And just like that, the effort to put some distance between the scandal-plagued president who's under investigation and the scandal-plagued lawyer who's under investigation got underway. The Washington Post's Aaron Blake highlighted the problem: this is never going to work.

Come on. Trump certainly has a lot of lawyers -- especially given his special counsel investigation problem -- but Cohen was the only one negotiating hush-money payments with porn stars, appearing on TV as a surrogate, and to whom Trump regularly referred as "my attorney." Cohen is the guy who has expressed unflinching and complete loyalty to Trump.Cohen isn't just another lawyer. In fact, "lawyer" doesn't begin to describe his closeness to Trump.

Quite right. Any effort to put some distance between Trump and Cohen may be hilarious, but it's also doomed. Axios today accurately described Cohen as Trump's "make-it-go-away guy," adding, "Cohen ... is the only person on earth intertwined in Trump's professional, political, personal, legal and family life"

Try Googling "Trump," "Cohen," and "fixer." The list of results isn't short.

The trouble is, the White House appears to have a playbook featuring exactly one play: "Let's pretend Trump isn't close with the guy in trouble, if he knows the guy at all."

We first saw this play in earnest when Paul Manafort was indicted, at which point Trump's former campaign chairman became some random staffer "who played a very limited role for a very limited amount of time."

When White House National Security Advisor Michael Flynn was forced to resign in disgrace, Team Trump decided he was "a former Obama administration official" who did some "volunteer" work for the president.

Carter Page was described as someone Trump "does not know." George Papadopoulos was dismissed as a "coffee boy." Trump World even tried to downplay its association with Cambridge Analytica, the Trump campaign's data firm.

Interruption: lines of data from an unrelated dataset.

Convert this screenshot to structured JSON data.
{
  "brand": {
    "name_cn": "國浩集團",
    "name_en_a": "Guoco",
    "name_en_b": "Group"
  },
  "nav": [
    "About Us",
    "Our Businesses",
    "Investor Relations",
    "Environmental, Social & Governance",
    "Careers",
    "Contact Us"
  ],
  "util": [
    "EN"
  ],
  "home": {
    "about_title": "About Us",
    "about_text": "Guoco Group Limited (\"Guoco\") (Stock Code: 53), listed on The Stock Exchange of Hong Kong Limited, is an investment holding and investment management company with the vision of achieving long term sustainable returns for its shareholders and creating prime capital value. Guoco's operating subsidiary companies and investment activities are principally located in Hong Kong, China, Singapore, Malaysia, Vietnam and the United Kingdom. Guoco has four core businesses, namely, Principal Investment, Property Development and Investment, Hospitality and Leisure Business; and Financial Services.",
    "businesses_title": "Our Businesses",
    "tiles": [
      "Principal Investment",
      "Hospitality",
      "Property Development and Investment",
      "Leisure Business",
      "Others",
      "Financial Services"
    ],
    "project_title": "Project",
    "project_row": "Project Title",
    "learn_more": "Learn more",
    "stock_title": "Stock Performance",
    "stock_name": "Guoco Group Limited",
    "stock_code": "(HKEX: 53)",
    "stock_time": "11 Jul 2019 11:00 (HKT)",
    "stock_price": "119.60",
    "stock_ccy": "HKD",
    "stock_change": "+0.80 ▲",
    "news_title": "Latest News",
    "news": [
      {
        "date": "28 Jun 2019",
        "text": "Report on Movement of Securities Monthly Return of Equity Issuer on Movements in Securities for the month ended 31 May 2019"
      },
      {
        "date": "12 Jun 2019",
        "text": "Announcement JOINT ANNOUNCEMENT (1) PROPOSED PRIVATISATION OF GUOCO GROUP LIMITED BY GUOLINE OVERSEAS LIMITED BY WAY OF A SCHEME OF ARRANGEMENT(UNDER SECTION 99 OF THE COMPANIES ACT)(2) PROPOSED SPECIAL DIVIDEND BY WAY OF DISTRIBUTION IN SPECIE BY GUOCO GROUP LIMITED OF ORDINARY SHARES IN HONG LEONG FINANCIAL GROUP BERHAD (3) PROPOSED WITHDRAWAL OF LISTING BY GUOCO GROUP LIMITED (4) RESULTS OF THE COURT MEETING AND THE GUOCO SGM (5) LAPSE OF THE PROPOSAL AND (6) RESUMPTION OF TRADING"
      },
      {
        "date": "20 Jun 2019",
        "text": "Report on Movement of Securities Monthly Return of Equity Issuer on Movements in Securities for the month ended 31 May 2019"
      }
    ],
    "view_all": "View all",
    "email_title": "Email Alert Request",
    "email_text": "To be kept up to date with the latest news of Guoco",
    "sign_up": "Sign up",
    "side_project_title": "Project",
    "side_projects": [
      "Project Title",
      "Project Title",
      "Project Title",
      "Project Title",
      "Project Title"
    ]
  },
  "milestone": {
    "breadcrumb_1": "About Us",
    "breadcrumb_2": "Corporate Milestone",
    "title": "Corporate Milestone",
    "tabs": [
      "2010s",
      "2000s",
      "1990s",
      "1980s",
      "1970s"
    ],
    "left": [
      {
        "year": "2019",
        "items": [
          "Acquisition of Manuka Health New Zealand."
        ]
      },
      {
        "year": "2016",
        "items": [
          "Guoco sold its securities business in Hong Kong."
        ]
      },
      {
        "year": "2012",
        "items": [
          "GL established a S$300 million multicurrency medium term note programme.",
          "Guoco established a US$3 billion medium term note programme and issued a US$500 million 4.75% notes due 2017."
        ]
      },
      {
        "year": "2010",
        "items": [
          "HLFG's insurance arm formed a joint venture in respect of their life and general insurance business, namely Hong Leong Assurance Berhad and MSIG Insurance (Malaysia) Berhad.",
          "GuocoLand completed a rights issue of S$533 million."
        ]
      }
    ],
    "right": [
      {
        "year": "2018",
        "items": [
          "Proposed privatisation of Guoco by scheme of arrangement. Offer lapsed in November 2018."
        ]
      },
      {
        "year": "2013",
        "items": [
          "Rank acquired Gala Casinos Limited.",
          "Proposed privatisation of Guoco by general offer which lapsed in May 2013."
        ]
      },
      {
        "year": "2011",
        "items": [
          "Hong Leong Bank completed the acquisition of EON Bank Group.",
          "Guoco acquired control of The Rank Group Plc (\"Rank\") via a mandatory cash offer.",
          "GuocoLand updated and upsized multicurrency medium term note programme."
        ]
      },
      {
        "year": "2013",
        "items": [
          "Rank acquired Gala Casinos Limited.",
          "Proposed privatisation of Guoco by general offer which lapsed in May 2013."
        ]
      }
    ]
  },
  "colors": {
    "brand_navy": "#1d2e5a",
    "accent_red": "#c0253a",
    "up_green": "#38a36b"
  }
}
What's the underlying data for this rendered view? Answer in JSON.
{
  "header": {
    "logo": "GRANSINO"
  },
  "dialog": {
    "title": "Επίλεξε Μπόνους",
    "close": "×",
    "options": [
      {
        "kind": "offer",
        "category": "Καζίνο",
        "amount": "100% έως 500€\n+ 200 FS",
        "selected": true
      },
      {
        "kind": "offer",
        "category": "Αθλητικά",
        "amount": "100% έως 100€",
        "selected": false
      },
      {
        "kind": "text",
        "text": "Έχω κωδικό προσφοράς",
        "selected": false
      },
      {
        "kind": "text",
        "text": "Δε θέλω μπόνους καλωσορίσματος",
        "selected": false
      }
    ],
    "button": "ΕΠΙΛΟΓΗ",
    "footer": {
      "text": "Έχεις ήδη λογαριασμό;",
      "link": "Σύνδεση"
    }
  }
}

None of these efforts has been especially successful, but when it comes to Michael Cohen, the White House should probably stop trying now. The two are inextricably linked.